Make sure you explore educational opportunities and bonuses that might be available for you. Find out what requirements you need to meet in order to benefit from bonuses and educational benefits. Some will have specific parameters you will need to follow in order to benefit, so explore what they mean to you in terms of length of service commitment and so on. Only you can decide whether these will be worth it to you in the long run.
Suggestion 2: Be prepared to go through training.
Basic training is a reality you will have to face, and the better prepared you are for it the better off you will be in the long run. Regardless of where your military training begins, you need to realize that it will be filled with rigorous physical and mental training. Find out what the requirements are and be prepared to meet them.
One of the easiest ways to prepare for basic training is to make sure your physical fitness is already top-notch. Those who have been through it say that basic training will tax your body as well as your mind, so you need to draw upon your reserves going in. Having your body in good shape means you can focus on the emotional aspect of basic training, ensuring you will have a better experience from the start.
Suggestion 3: Be honorable in your service during your enlisted time as well as when you leave the service.
Once you have made the decision to enlist and you have decided which path you will take, you must consciously decide to ensure your service is honorable.
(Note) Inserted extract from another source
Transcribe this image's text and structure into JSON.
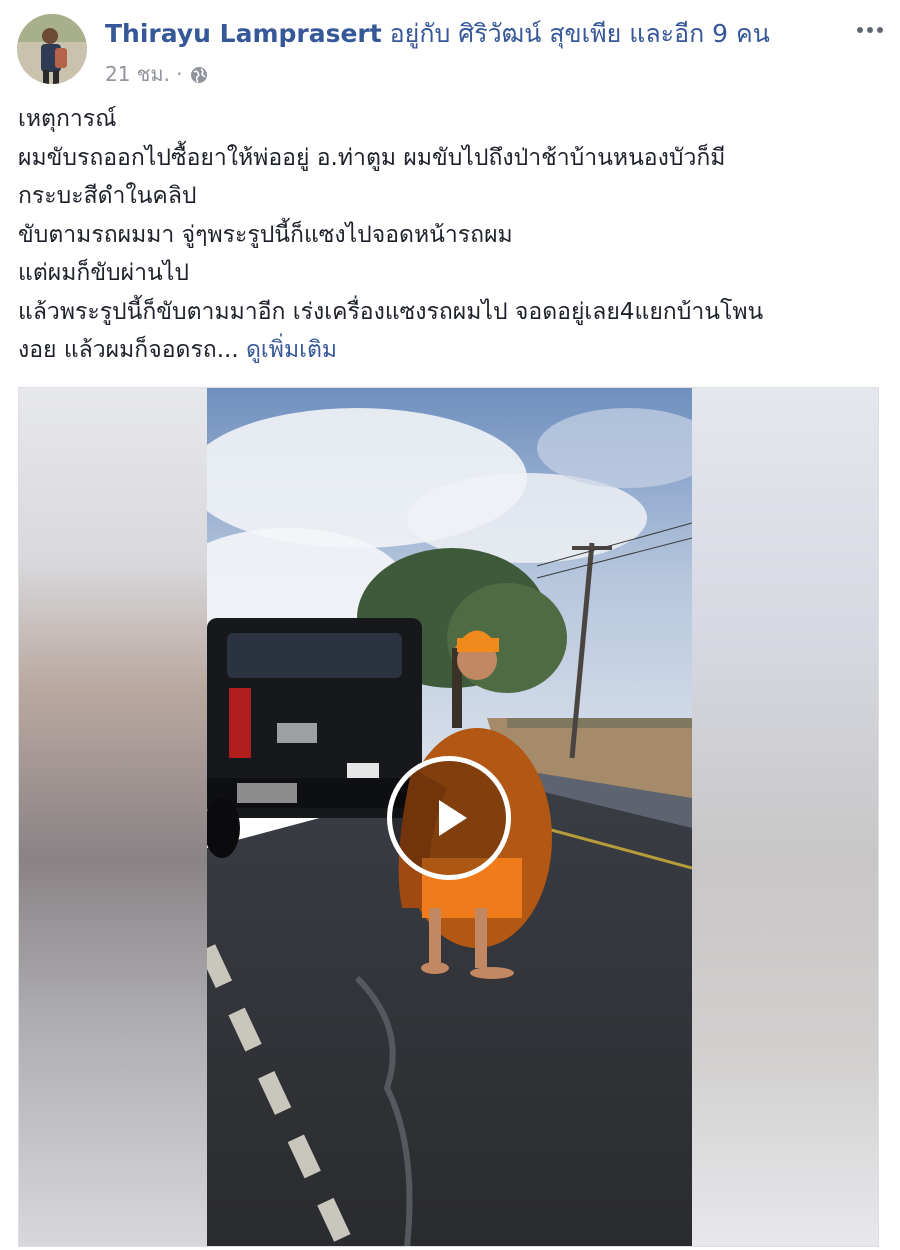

It is a sad story when people enlist in the military and basically waste their opportunities because they do not live up to the minimum standards of serving in the military. There are certain standards and discipline levels enlistees must maintain throughout their service. Those who fail to follow those can often face consequences that can be devastating. But those who do follow them can find that there is a wealth of opportunity available to them for the rest of their lives.
When you are released from active duty, there are several different distinctions by which this can happen. An honorable discharge indicates that you served your country in an honorable way, and this is something you can be proud of for the rest of your life, regardless of where your career might take you. A dishonorable discharge or a less than honorable discharge can be very harmful to you, not only on a professional level as it can impact your ability to find a job, but it may stop you from receiving military benefits to which you would otherwise have been eligible.
Serving in the military is a wonderful option for many. Be sure you know exactly what you are getting into, however, by talking to a recruiter, asking lots of questions, and preparing yourself physically and mentally before your enlistment begins. Honorable military service is a label you can be proud of for the rest of your life.